As Dave Grohl launched into Foo Fighters’ 2007 hit “The Pretender,” it was clear how much the band was missing its fans. Saturday night’s livestream from Sunset Strip haunt the Roxy was meant to shake out those cobwebs, following a stellar turn on “Saturday Night Live” on Nov. 7, and did they ever. Grohl along with bandmates Nate Mendel, Pat Smear, Taylor Hawkins, Chris Shiflett and Rami Jaffee — Grohl’s 14-year-old daughter, Violet, was one of the backup singers — delivered with an intense energy, ripping through some of the Foos’ biggest hits, including “All My Life,” “Times Like These,” “Best of You,” “This Is a Call” and their latest single, “Shame Shame.”
“I have to be honest, the last eight months we haven’t done much,” said Grohl, who typically will spend that much time on the road in an album cycle year — and playing arenas not tiny clubs. “And six months went by where we didn’t even see each other.
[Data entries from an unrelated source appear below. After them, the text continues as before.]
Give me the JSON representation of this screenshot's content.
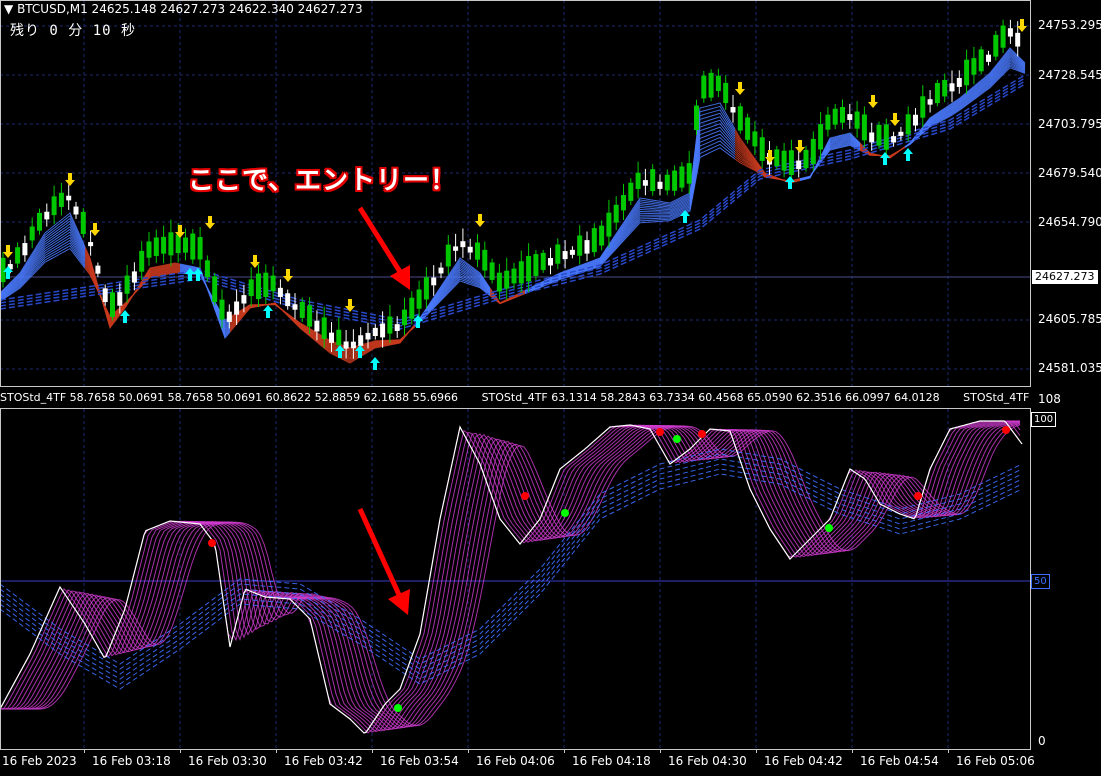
{
  "header": {
    "symbol_line": "BTCUSD,M1  24625.148 24627.273 24622.340 24627.273",
    "timer_text": "残り 0 分 10 秒"
  },
  "annotation": {
    "text": "ここで、エントリー！",
    "color": "#e40000"
  },
  "price_axis": {
    "labels": [
      "24753.295",
      "24728.545",
      "24703.795",
      "24679.540",
      "24654.790",
      "24605.785",
      "24581.035"
    ],
    "current_price": "24627.273"
  },
  "indicator": {
    "header_items": [
      "STOStd_4TF 58.7658 50.0691 58.7658 50.0691 60.8622 52.8859 62.1688 55.6966",
      "STOStd_4TF 63.1314 58.2843 63.7334 60.4568 65.0590 62.3516 66.0997 64.0128",
      "STOStd_4TF"
    ],
    "axis_top": "108",
    "level_100": "100",
    "level_50": "50",
    "axis_bottom": "0"
  },
  "time_axis": {
    "labels": [
      "16 Feb 2023",
      "16 Feb 03:18",
      "16 Feb 03:30",
      "16 Feb 03:42",
      "16 Feb 03:54",
      "16 Feb 04:06",
      "16 Feb 04:18",
      "16 Feb 04:30",
      "16 Feb 04:42",
      "16 Feb 04:54",
      "16 Feb 05:06"
    ]
  },
  "colors": {
    "bull": "#00c800",
    "bear": "#ffffff",
    "grid": "#1e2a6e",
    "buy_arrow": "#00ffff",
    "sell_arrow": "#ffd700",
    "sto_main": "#ffffff",
    "sto_ribbon": "#d23cd2",
    "sto_slow": "#3c6eff",
    "dot_red": "#ff0000",
    "dot_green": "#00ff00"
  }
}
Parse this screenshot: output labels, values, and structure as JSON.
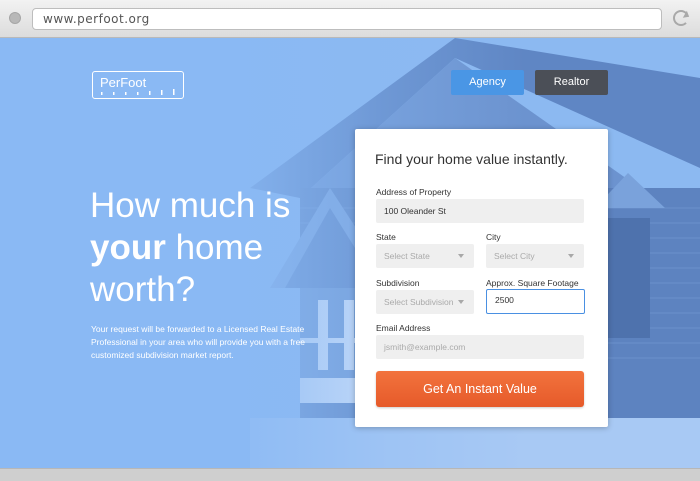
{
  "browser": {
    "url": "www.perfoot.org"
  },
  "brand": {
    "logo_text": "PerFoot"
  },
  "nav": {
    "agency_label": "Agency",
    "realtor_label": "Realtor"
  },
  "hero": {
    "line1": "How much is",
    "line2_bold": "your",
    "line2_rest": " home",
    "line3": "worth?",
    "subtext": "Your request will be forwarded to a Licensed Real Estate Professional in your area who will provide you with a free customized subdivision market report."
  },
  "form": {
    "title": "Find your home value instantly.",
    "address_label": "Address of Property",
    "address_value": "100 Oleander St",
    "state_label": "State",
    "state_value": "Select State",
    "city_label": "City",
    "city_value": "Select City",
    "subdivision_label": "Subdivision",
    "subdivision_value": "Select Subdivision",
    "sqft_label": "Approx. Square Footage",
    "sqft_value": "2500",
    "email_label": "Email Address",
    "email_placeholder": "jsmith@example.com",
    "submit_label": "Get An Instant Value"
  },
  "colors": {
    "accent_blue": "#4a96e5",
    "dark_button": "#4b4f57",
    "cta_orange": "#ec6431",
    "hero_blue": "#8ab8f2"
  }
}
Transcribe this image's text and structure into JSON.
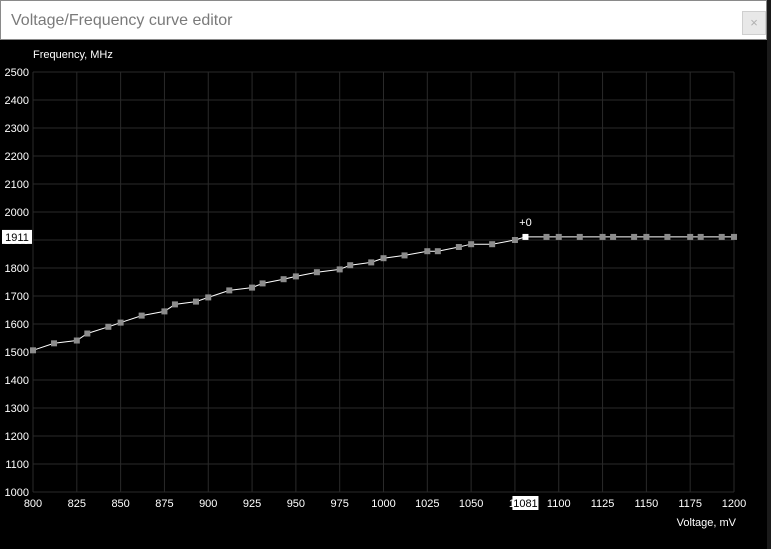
{
  "window": {
    "title": "Voltage/Frequency curve editor",
    "close_glyph": "×"
  },
  "chart_data": {
    "type": "line",
    "xlabel": "Voltage, mV",
    "ylabel": "Frequency, MHz",
    "xlim": [
      800,
      1200
    ],
    "ylim": [
      1000,
      2500
    ],
    "x_ticks": [
      800,
      825,
      850,
      875,
      900,
      925,
      950,
      975,
      1000,
      1025,
      1050,
      1075,
      1100,
      1125,
      1150,
      1175,
      1200
    ],
    "x_tick_labels": [
      "800",
      "825",
      "850",
      "875",
      "900",
      "925",
      "950",
      "975",
      "1000",
      "1025",
      "1050",
      "10",
      "1100",
      "1125",
      "1150",
      "1175",
      "1200"
    ],
    "y_ticks": [
      1000,
      1100,
      1200,
      1300,
      1400,
      1500,
      1600,
      1700,
      1800,
      1900,
      2000,
      2100,
      2200,
      2300,
      2400,
      2500
    ],
    "grid": true,
    "series": [
      {
        "x": [
          800,
          812,
          825,
          831,
          843,
          850,
          862,
          875,
          881,
          893,
          900,
          912,
          925,
          931,
          943,
          950,
          962,
          975,
          981,
          993,
          1000,
          1012,
          1025,
          1031,
          1043,
          1050,
          1062,
          1075,
          1081,
          1093,
          1100,
          1112,
          1125,
          1131,
          1143,
          1150,
          1162,
          1175,
          1181,
          1193,
          1200
        ],
        "y": [
          1506,
          1531,
          1541,
          1566,
          1590,
          1605,
          1630,
          1645,
          1670,
          1680,
          1695,
          1720,
          1730,
          1745,
          1760,
          1770,
          1785,
          1795,
          1810,
          1820,
          1835,
          1845,
          1860,
          1860,
          1875,
          1885,
          1885,
          1900,
          1911,
          1911,
          1911,
          1911,
          1911,
          1911,
          1911,
          1911,
          1911,
          1911,
          1911,
          1911,
          1911
        ]
      }
    ],
    "selected_point": {
      "x": 1081,
      "y": 1911
    },
    "cursor_voltage_label": "1081",
    "cursor_frequency_label": "1911",
    "offset_label": "+0",
    "colors": {
      "background": "#000000",
      "grid": "#2a2a2a",
      "line": "#ffffff",
      "marker": "#8c8c8c",
      "selected_marker": "#ffffff"
    }
  }
}
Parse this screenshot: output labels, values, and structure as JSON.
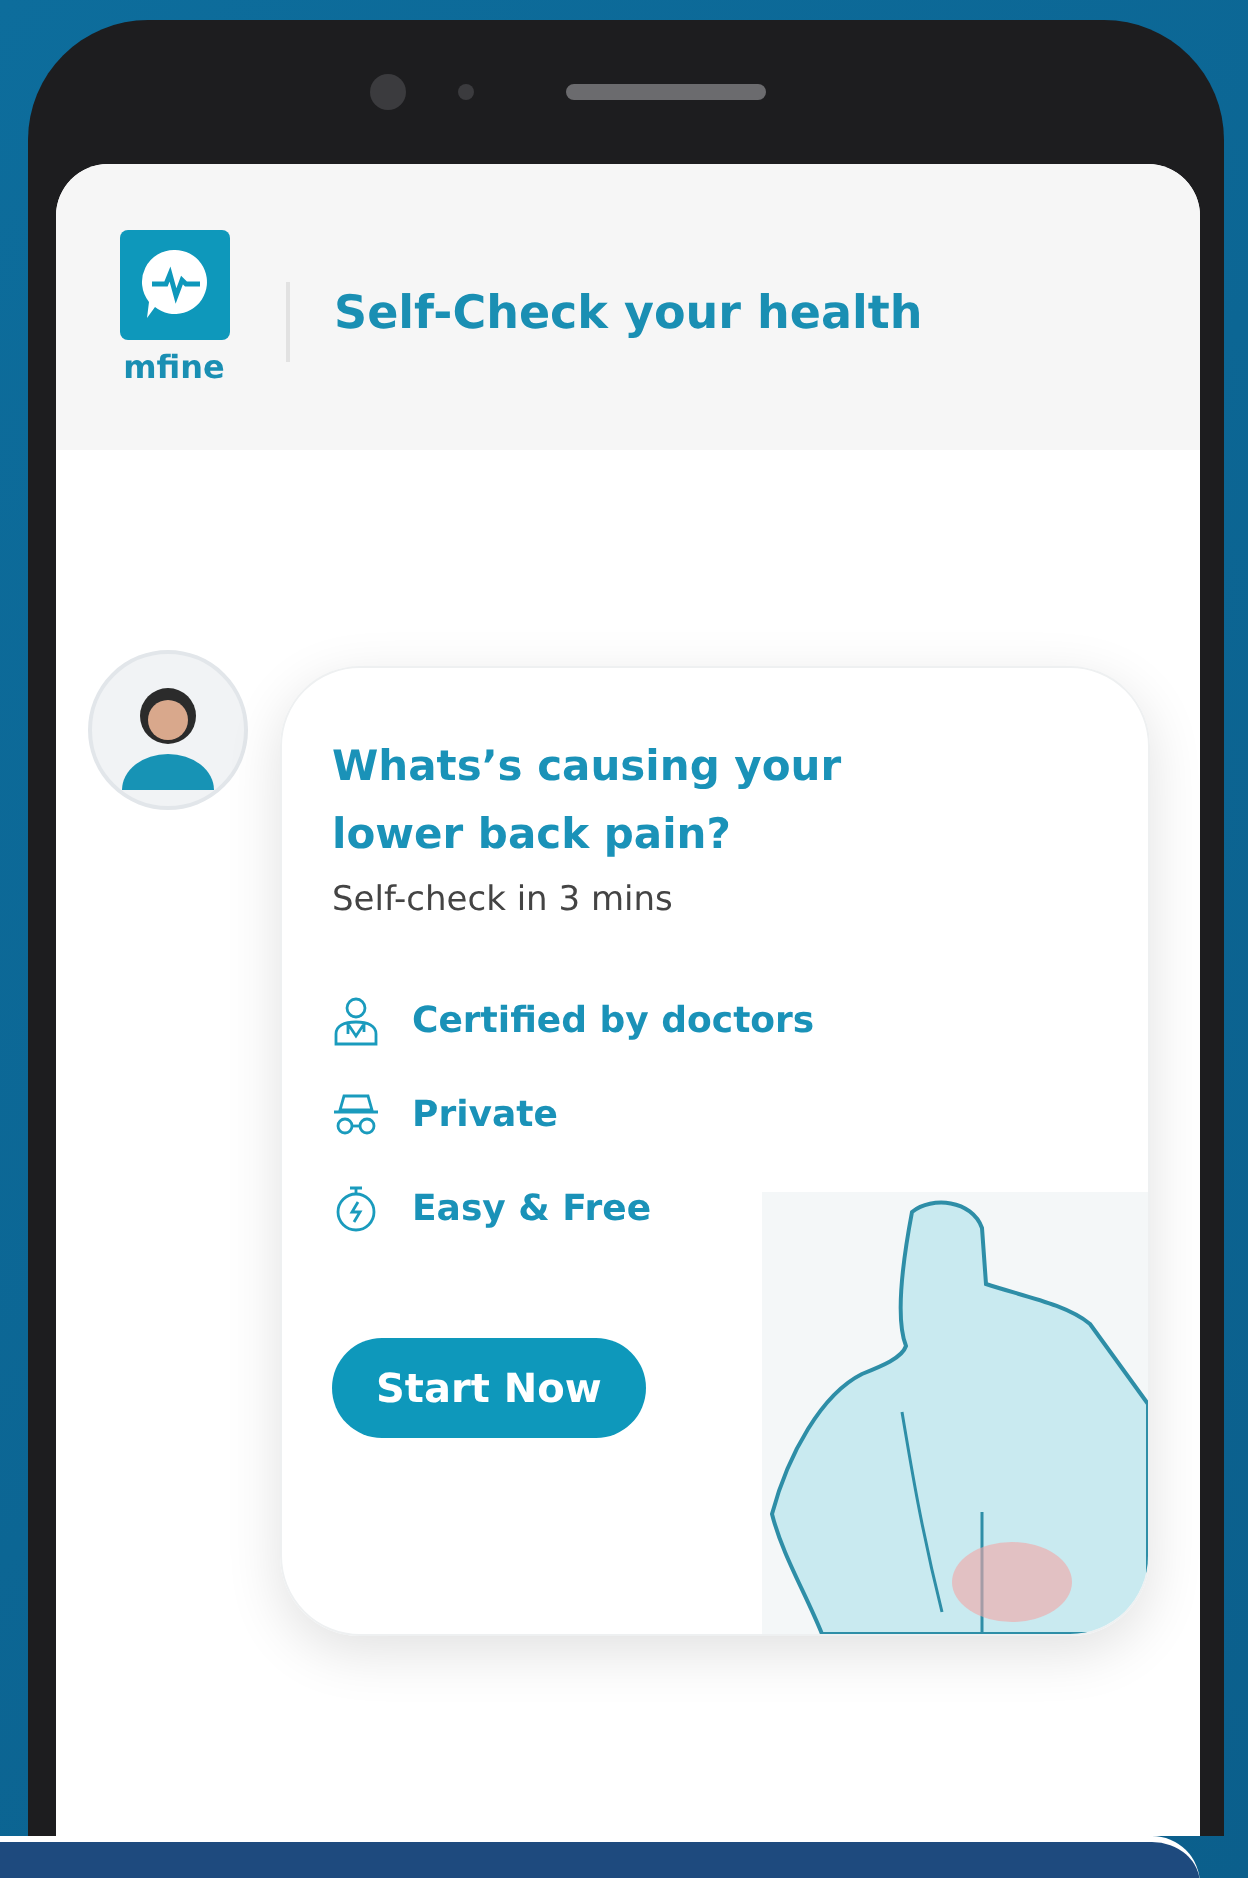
{
  "header": {
    "logo_text": "mfine",
    "title": "Self-Check your health"
  },
  "card": {
    "title": "Whats’s causing your lower back pain?",
    "subtitle": "Self-check in 3 mins",
    "features": [
      {
        "kind": "doctor",
        "label": "Certified by doctors"
      },
      {
        "kind": "incognito",
        "label": "Private"
      },
      {
        "kind": "stopwatch",
        "label": "Easy & Free"
      }
    ],
    "button": "Start Now"
  }
}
And that’s some fucked up shit, because we’re usually all together — it’s like the Partridge Family.” He cycled through some lamentations: “It’s our 25th anniversary this year. 2020 was gonna be the best year ever. We had plans, man. We were gonna hit the road. Do some shows. Killer T-shirt designs. New record. And… here we are.”
But this “here” turned out to not be such a bad way station for a night, as the Foo Fighters’ frontman was his usual, charming self, chewing gum and sipping whiskey while bantering between songs amid the awkwardness of an absent audience. Grohl refused to let show participation slide. “If you hate your fucking neighbors, and you hate your fucking roommates, I want everybody to sing ‘My Hero’ by yourself in front of your fucking iPad,” Grohl declared. “I know it seems embarrassing, but you can imagine what it’s like being on this stage pretending there’s people here. Let’s share a little bit of this awkward energy together,” said Grohl, just as the Foos’ crew onsite began belting the lyric, “There goes my hero” — much to the band’s surprise. This prompted Grohl to barrel through another round.
Grohl admittedly has not been a fan of the substitutions for normal shows during the pandemic — like this one. As he explained from the stage: “I remember when everything shut down and people started doing livestream and drive-through things. I was like, ‘Fuck that shit. Uh-uh. We’ve been on the road for 25 years and that’s the best part of what we do… be face-to-face with you guys. I was like, ‘Nah, man, ain’t doing it till we can go out (with full audiences). Then, you know what? …Everybody needs a little moment every day. You’re like, ‘Anxiety, fuck that shit. We need joy. We need a little happiness. So if we can’t be in each other’s face right now, I realize that this is what we need to do to bring the joy and happiness.”
And if a livestream chock full of hits is the Foos’ raison d’être right now, then so be it. A bonus: besides serving as a much-needed escape for fans, a portion of the proceeds from the stream will go to Sweet Relief, which provides financial assistance to music industry workers struggling financially while facing illness, disability or age-related issues, as well as industry professionals financially impacted by COVID-19.
Before Foo Fighters closed out their 12-song set with “Everlong,” Grohl left his virtual audience with this: “We miss you all very much. We hope that we can see you again soon. I Know we will. And fuck, dude, when we do this again with everybody, that shit’s gonna be good.”